The Safari took advantage of a sunny morning yesterday and picked up CR for a swift rush round the nature reserve. We had family duties in the afternoon so were time limited to make sure we got back to Base Camp to make all the necessary preparations. We had a particular target in mind and after the double success of the Scaup and Ring Necked Parakeet at Stanley Park the other day C was 'expecting' to see the Bittern(s?) and Otters, not that he's ever seen the latter here. At the wetland a Water Rail called from one of the pools and a Meadow Pipit got up from the long grass around the northern edge. At the main gate we decided to go round anti-clockwise for a change taking us to the Woodland Watch hide first. Here a Grey Squirrel mooched about with a small number of Chaffinches and a Dunnock. Over to the left two Apple trees had shed their ...

Over to t’other coast

The Safari has had a few days away across on the east coast. Lots of sightseeing along the Cleveland coast and in the North Yorkshire Moors National Park (aka North Yorkshire Moors dead zone - there's almost no wildlife at all!) but not a lot of time for wildlifing.We went to the picturesque Yorkshire harbour town of Whitby via Brough and Barnard Castle, where the castle is impressive looming large and austere above you as you drive across the river. As ever we did a Buzzards v Kestrels count during the journey, a not very productive Buzzards 2; Kestrels 0. Dead things were also recorded apart from the horrendous number of Pheasants, more of the 40,000,000 released in the autumn must get hit by cars than by the flying lead they are bred for, the only other thing we could identify was a drake Mallard. Along the motorway we had a Jay car...

Otterly brilliant

The Safari hasn't been out as much as hoped this week. Yesterday we had to say goodbye to our large Elm tree. There wasn't anything inherently wrong with it it had just become too big for the small space it was in and had begun to send up suckers all over the garden which could easily become a digging out problem in a couple of years time and could pop up in neighbours' gardens too. Sadly it means that there will be no chance of the local White Letter Hairstreak setting up a satellite colony at Base Camp as was the original hope when we planted it. Perhaps now the small subservient Rowan will be able to grow and maybe one day attract a Waxwing or two if the Blackbirds leave any berries for them.Many thanks to CP and his skill with the StihlToday we took Monty down to Marton Mere for a quick spin in the sunshine, once the early morning rain ...
Continue Reading » Otterly brilliant...

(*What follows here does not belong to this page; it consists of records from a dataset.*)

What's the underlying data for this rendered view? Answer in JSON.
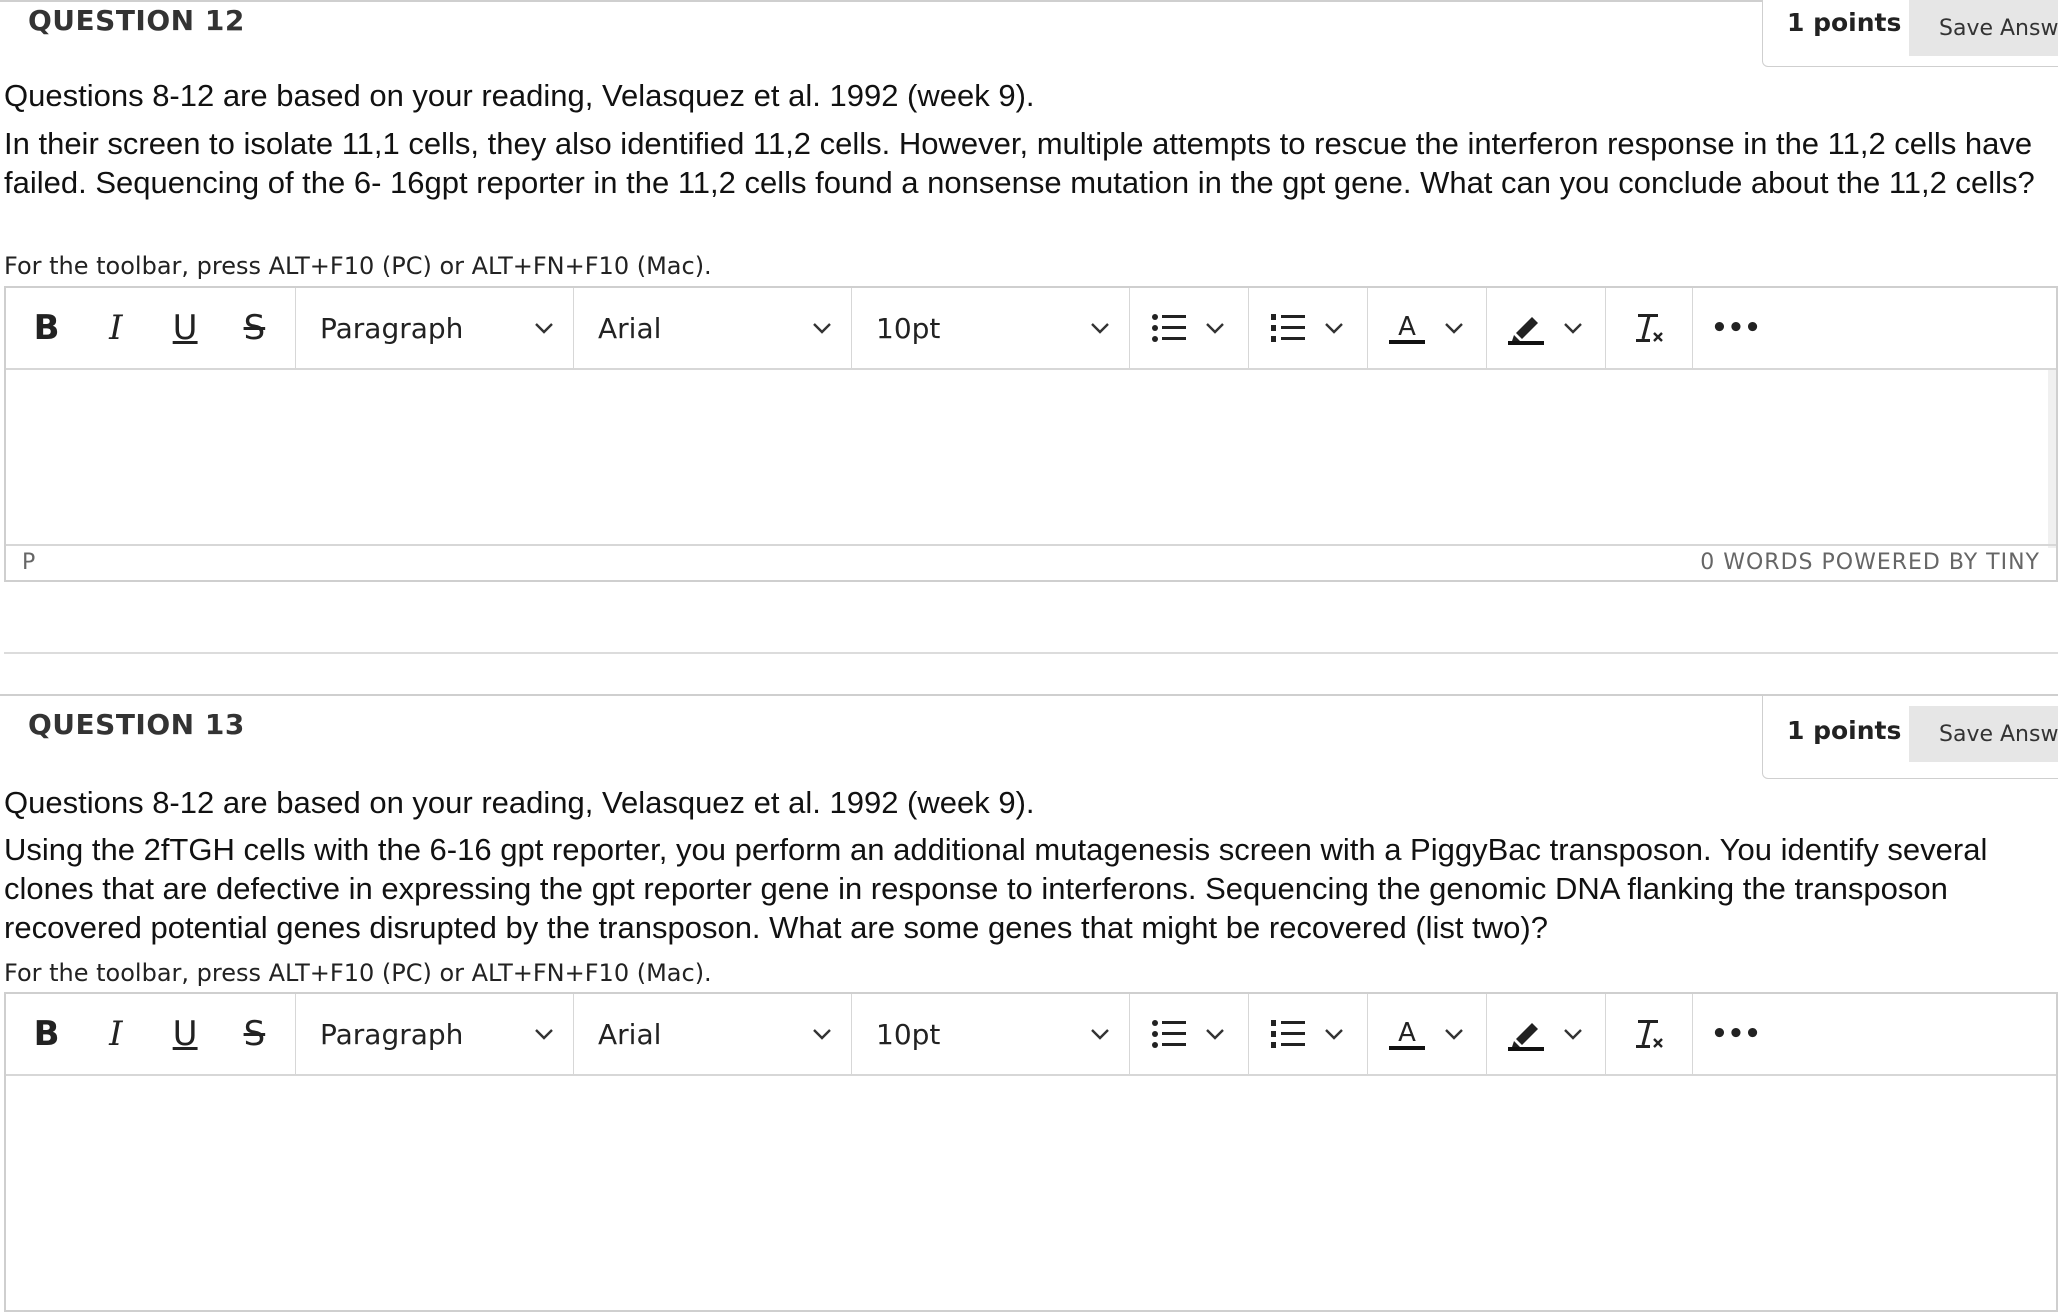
{
  "questions": [
    {
      "title": "QUESTION 12",
      "points": "1 points",
      "save_label": "Save Answer",
      "intro": "Questions 8-12 are based on your reading, Velasquez et al. 1992 (week 9).",
      "text": "In their screen to isolate 11,1 cells, they also identified 11,2 cells. However, multiple attempts to rescue the interferon response in the 11,2 cells have failed. Sequencing of the 6- 16gpt reporter in the 11,2 cells found a nonsense mutation in the gpt gene. What can you conclude about the 11,2 cells?",
      "toolbar_hint": "For the toolbar, press ALT+F10 (PC) or ALT+FN+F10 (Mac).",
      "format_select": "Paragraph",
      "font_select": "Arial",
      "size_select": "10pt",
      "status_path": "P",
      "status_right": "0 WORDS  POWERED BY TINY"
    },
    {
      "title": "QUESTION 13",
      "points": "1 points",
      "save_label": "Save Answer",
      "intro": "Questions 8-12 are based on your reading, Velasquez et al. 1992 (week 9).",
      "text": "Using the 2fTGH cells with the 6-16 gpt reporter, you perform an additional mutagenesis screen with a PiggyBac transposon. You identify several clones that are defective in expressing the gpt reporter gene in response to interferons. Sequencing the genomic DNA flanking the transposon recovered potential genes disrupted by the transposon. What are some genes that might be recovered (list two)?",
      "toolbar_hint": "For the toolbar, press ALT+F10 (PC) or ALT+FN+F10 (Mac).",
      "format_select": "Paragraph",
      "font_select": "Arial",
      "size_select": "10pt"
    }
  ],
  "toolbar_icons": {
    "bold": "B",
    "italic": "I",
    "underline": "U",
    "strikethrough": "S",
    "more": "•••"
  }
}
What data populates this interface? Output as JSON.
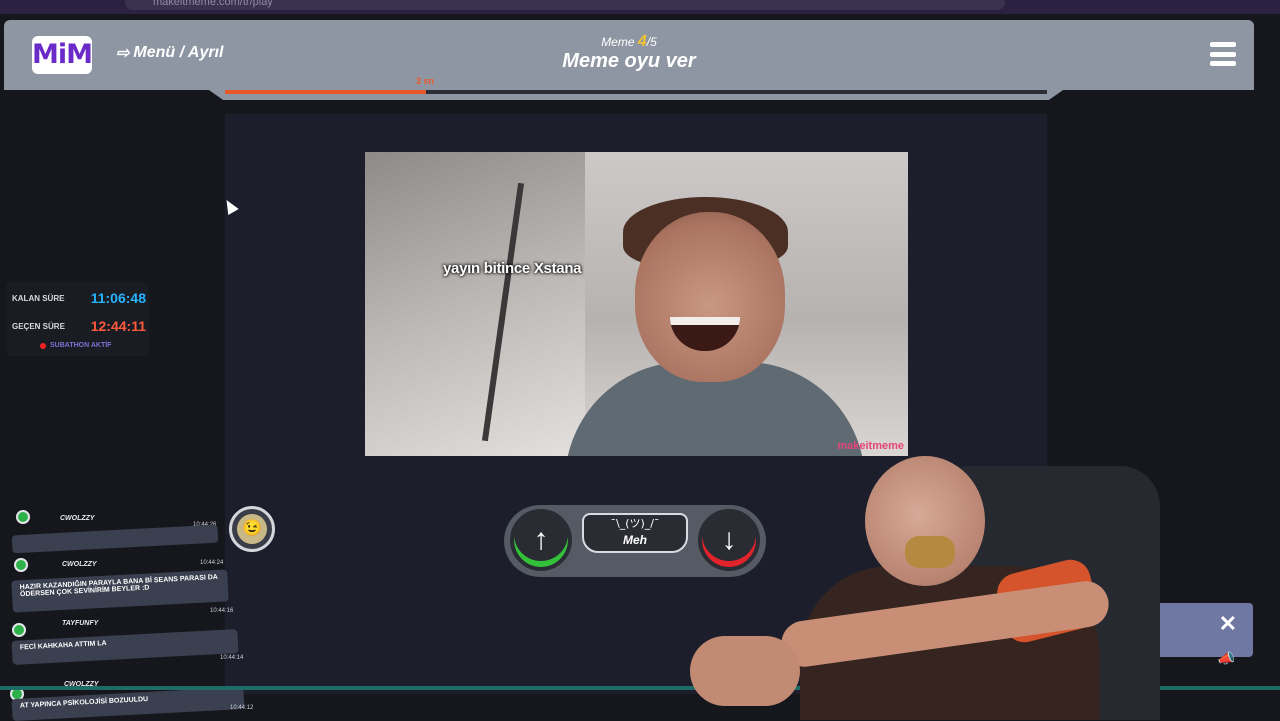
{
  "browser": {
    "url": "makeitmeme.com/tr/play"
  },
  "header": {
    "logo_text": "MiM",
    "menu_link": "Menü / Ayrıl",
    "meme_label": "Meme",
    "meme_current": "4",
    "meme_total": "/5",
    "title": "Meme oyu ver"
  },
  "progress": {
    "label": "3 sn",
    "fraction": 0.245
  },
  "meme": {
    "caption": "yayın bitince Xstana",
    "watermark": "makeitmeme"
  },
  "vote": {
    "up_icon": "↑",
    "down_icon": "↓",
    "meh_kaomoji": "¯\\_(ツ)_/¯",
    "meh_label": "Meh"
  },
  "timers": {
    "remaining_label": "KALAN SÜRE",
    "remaining_value": "11:06:48",
    "elapsed_label": "GEÇEN SÜRE",
    "elapsed_value": "12:44:11",
    "status": "SUBATHON AKTİF"
  },
  "chat": [
    {
      "user": "CWOLZZY",
      "time": "10:44:26",
      "text": ""
    },
    {
      "user": "CWOLZZY",
      "time": "10:44:24",
      "text": "HAZIR KAZANDIĞIN PARAYLA BANA Bİ SEANS PARASI DA ÖDERSEN ÇOK SEVİNİRİM BEYLER :D"
    },
    {
      "user": "TAYFUNFY",
      "time": "10:44:16",
      "text": "FECİ KAHKAHA ATTIM LA"
    },
    {
      "user": "CWOLZZY",
      "time": "10:44:14",
      "text": "AT YAPINCA PSİKOLOJİSİ BOZUULDU"
    },
    {
      "user": "",
      "time": "10:44:12",
      "text": ""
    }
  ],
  "toast": {
    "close_icon": "✕",
    "megaphone_icon": "📣"
  }
}
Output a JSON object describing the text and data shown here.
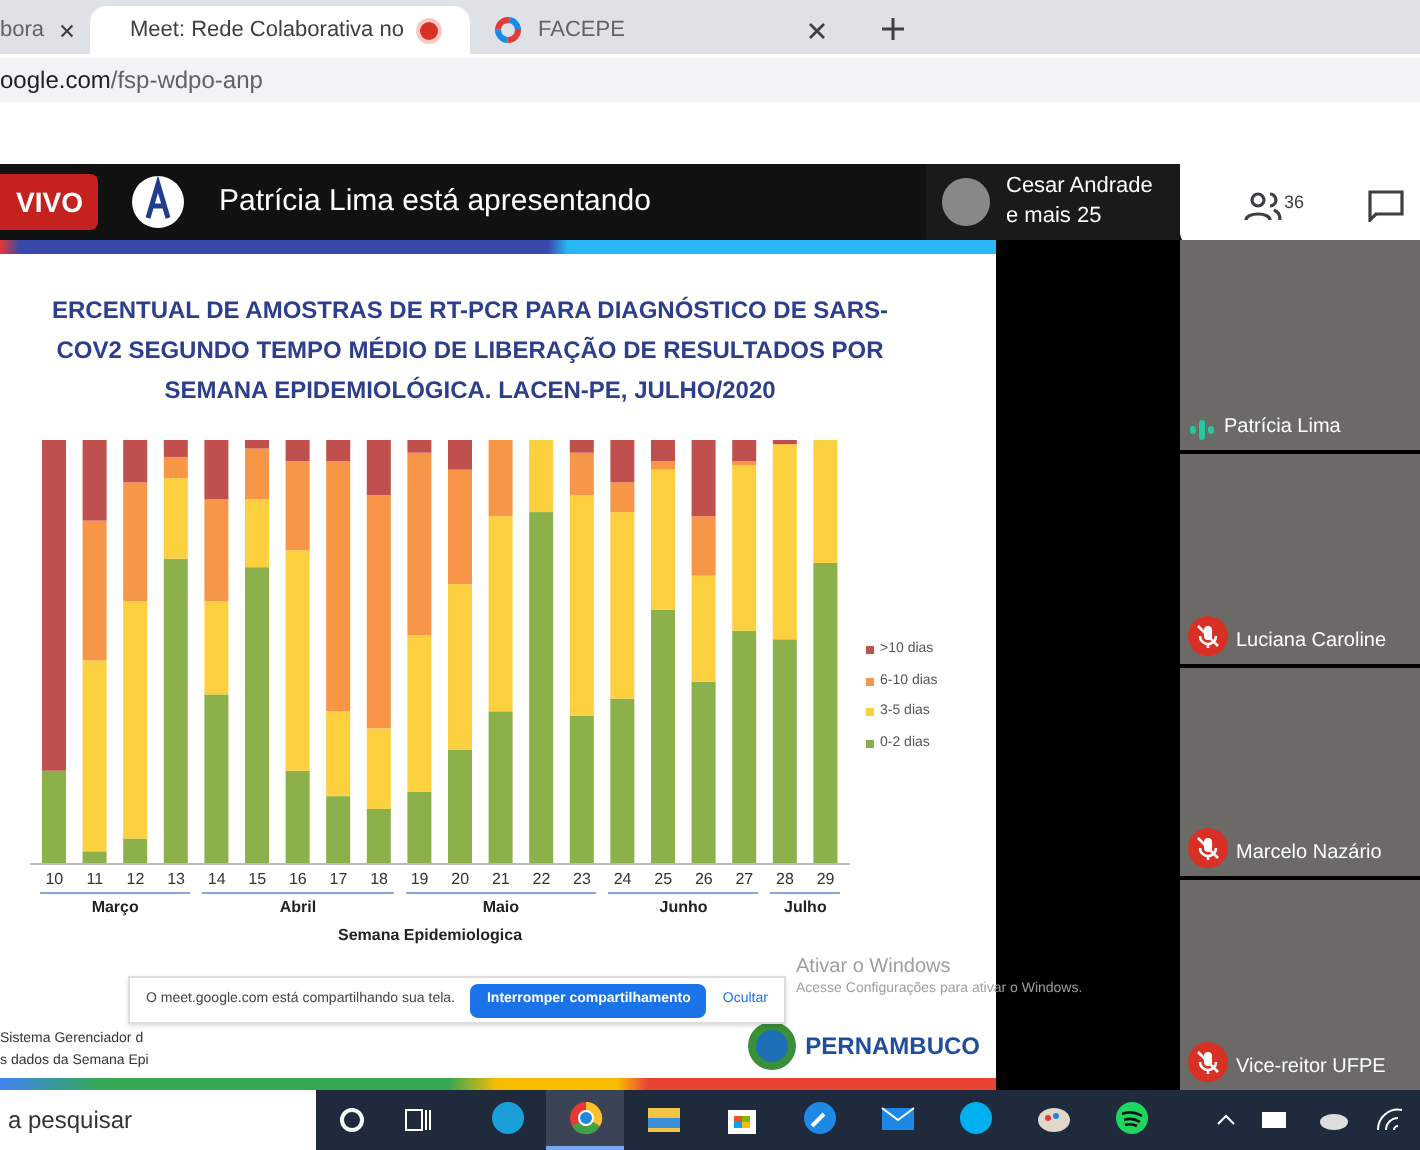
{
  "browser": {
    "tabs": [
      {
        "title": "bora",
        "selected": false,
        "recording": false,
        "kind": "plain"
      },
      {
        "title": "Meet: Rede Colaborativa no",
        "selected": true,
        "recording": true,
        "kind": "meet"
      },
      {
        "title": "FACEPE",
        "selected": false,
        "recording": false,
        "kind": "facepe"
      }
    ],
    "url_host": "oogle.com",
    "url_path": "/fsp-wdpo-anp"
  },
  "meeting_bar": {
    "live_badge": "VIVO",
    "presenting": "Patrícia Lima está apresentando",
    "viewer_name": "Cesar Andrade",
    "viewer_more": "e mais 25",
    "participants_count": "36"
  },
  "slide": {
    "title_lines": [
      "ERCENTUAL DE AMOSTRAS DE RT-PCR PARA DIAGNÓSTICO DE SARS-",
      "COV2 SEGUNDO TEMPO MÉDIO DE LIBERAÇÃO DE RESULTADOS POR",
      "SEMANA EPIDEMIOLÓGICA. LACEN-PE, JULHO/2020"
    ],
    "weeks": [
      "10",
      "11",
      "12",
      "13",
      "14",
      "15",
      "16",
      "17",
      "18",
      "19",
      "20",
      "21",
      "22",
      "23",
      "24",
      "25",
      "26",
      "27",
      "28",
      "29"
    ],
    "months": [
      "Março",
      "Abril",
      "Maio",
      "Junho",
      "Julho"
    ],
    "axis_title": "Semana Epidemiologica",
    "legend": [
      {
        "label": ">10 dias",
        "color": "#c0504d"
      },
      {
        "label": "6-10 dias",
        "color": "#f79646"
      },
      {
        "label": "3-5 dias",
        "color": "#fcd03f"
      },
      {
        "label": "0-2 dias",
        "color": "#8cb04a"
      }
    ],
    "footer_lines": [
      "Sistema Gerenciador d",
      "s dados da Semana Epi"
    ],
    "logo_text": "PERNAMBUCO"
  },
  "share_notice": {
    "text": "O meet.google.com está compartilhando sua tela.",
    "stop_button": "Interromper compartilhamento",
    "hide_link": "Ocultar"
  },
  "windows_notice": {
    "title": "Ativar o Windows",
    "text": "Acesse Configurações para ativar o Windows."
  },
  "tiles": [
    {
      "name": "Patrícia Lima",
      "muted": false
    },
    {
      "name": "Luciana Caroline",
      "muted": true
    },
    {
      "name": "Marcelo Nazário",
      "muted": true
    },
    {
      "name": "Vice-reitor UFPE",
      "muted": true
    }
  ],
  "taskbar": {
    "search_placeholder": "a pesquisar",
    "apps": [
      {
        "kind": "edge",
        "active": false
      },
      {
        "kind": "chrome",
        "active": true
      },
      {
        "kind": "folder",
        "active": false
      },
      {
        "kind": "store",
        "active": false
      },
      {
        "kind": "tool",
        "active": false
      },
      {
        "kind": "mail",
        "active": false
      },
      {
        "kind": "skype",
        "active": false
      },
      {
        "kind": "paint",
        "active": false
      },
      {
        "kind": "spotify",
        "active": false
      }
    ]
  }
}
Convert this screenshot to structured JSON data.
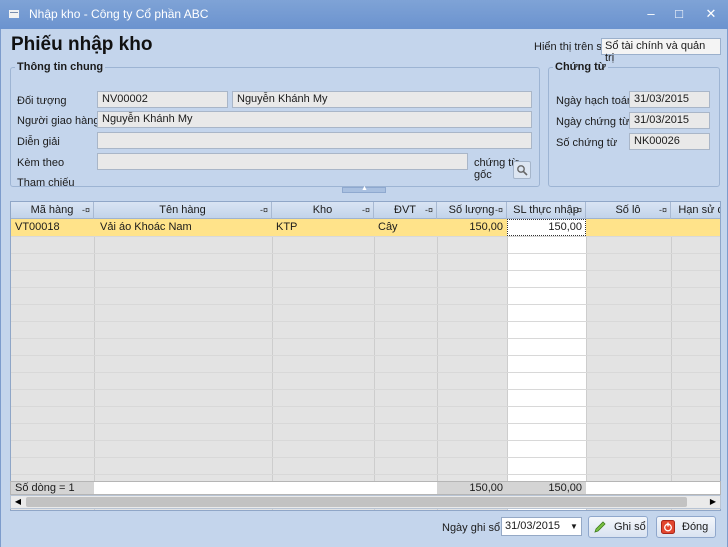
{
  "window": {
    "title": "Nhập kho - Công ty Cổ phần ABC",
    "min": "–",
    "max": "□",
    "close": "✕"
  },
  "header": {
    "page_title": "Phiếu nhập kho",
    "hien_thi_label": "Hiển thị trên sổ",
    "hien_thi_value": "Sổ tài chính và quản trị"
  },
  "thong_tin_chung": {
    "legend": "Thông tin chung",
    "doi_tuong_label": "Đối tượng",
    "doi_tuong_code": "NV00002",
    "doi_tuong_name": "Nguyễn Khánh My",
    "nguoi_giao_label": "Người giao hàng",
    "nguoi_giao_value": "Nguyễn Khánh My",
    "dien_giai_label": "Diễn giải",
    "dien_giai_value": "",
    "kem_theo_label": "Kèm theo",
    "kem_theo_value": "",
    "chung_tu_goc": "chứng từ gốc",
    "tham_chieu_label": "Tham chiếu"
  },
  "chung_tu": {
    "legend": "Chứng từ",
    "ngay_hach_toan_label": "Ngày hạch toán",
    "ngay_hach_toan": "31/03/2015",
    "ngay_chung_tu_label": "Ngày chứng từ",
    "ngay_chung_tu": "31/03/2015",
    "so_chung_tu_label": "Số chứng từ",
    "so_chung_tu": "NK00026"
  },
  "grid": {
    "columns": [
      "Mã hàng",
      "Tên hàng",
      "Kho",
      "ĐVT",
      "Số lượng",
      "SL thực nhập",
      "Số lô",
      "Hạn sử d"
    ],
    "rows": [
      {
        "ma_hang": "VT00018",
        "ten_hang": "Vải áo Khoác Nam",
        "kho": "KTP",
        "dvt": "Cây",
        "so_luong": "150,00",
        "sl_thuc_nhap": "150,00"
      }
    ],
    "footer": {
      "so_dong": "Số dòng = 1",
      "tong_so_luong": "150,00",
      "tong_sl_thuc_nhap": "150,00"
    }
  },
  "bottom": {
    "ngay_ghi_so_label": "Ngày ghi sổ",
    "ngay_ghi_so": "31/03/2015",
    "ghi_so": "Ghi sổ",
    "dong": "Đóng"
  }
}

Twitching the dowtwichers

The Safari had a pretty good week out n about this week. We had a couple of morning visits to Marton Mere where we had a few Redwings and a lot of Blackbirds feeding on the Hawthorn berries along the wetland hedge.Lawson's wetland looking south eastAt the Viewing Platform many of the 300 plus Coot suddenly scarpered across the water for cover, we hoped the Otter or Bittern or perhaps a Marsh/Hen Harrier would come in to view but no such luck, it was a cat that had frightened them, not a fluffy one but a giant helium filled one - don't forget folks balloons blow so don't let go! Well all balloon releases are is glorified large scale littering; we can't believe they've not been banned yet and if nonsense like this waste of natural resourses weren't filled with helium they wouldn't float off in to the ether to land who knows where and cause wh...

Stealth rotovating by Hawfinches?

The Safari was able to get out on a couple of longer trips last week. The first was northwards up to Leighton Moss with CR. We arrived on site about half past 9 and went straight to the causeway that runs across the centre of the reserve. There were already a few people waiting at the grit trays where the Bearded Tits come to get grit for their gizzards as they change their summer diet of soft and squidgy insects to the harder and needing grinding up seeds of the Common Reeds they live among. Word on the street was that none had been seen so far that morning, which didn't surprise us as we normally get there far too early and spend ages standing around freezing our ******s off waiting for them appear. Fortunately it wasn't cold today and they did tease us by calling repeatedly both in front and behind us, at least we knew they were awake al...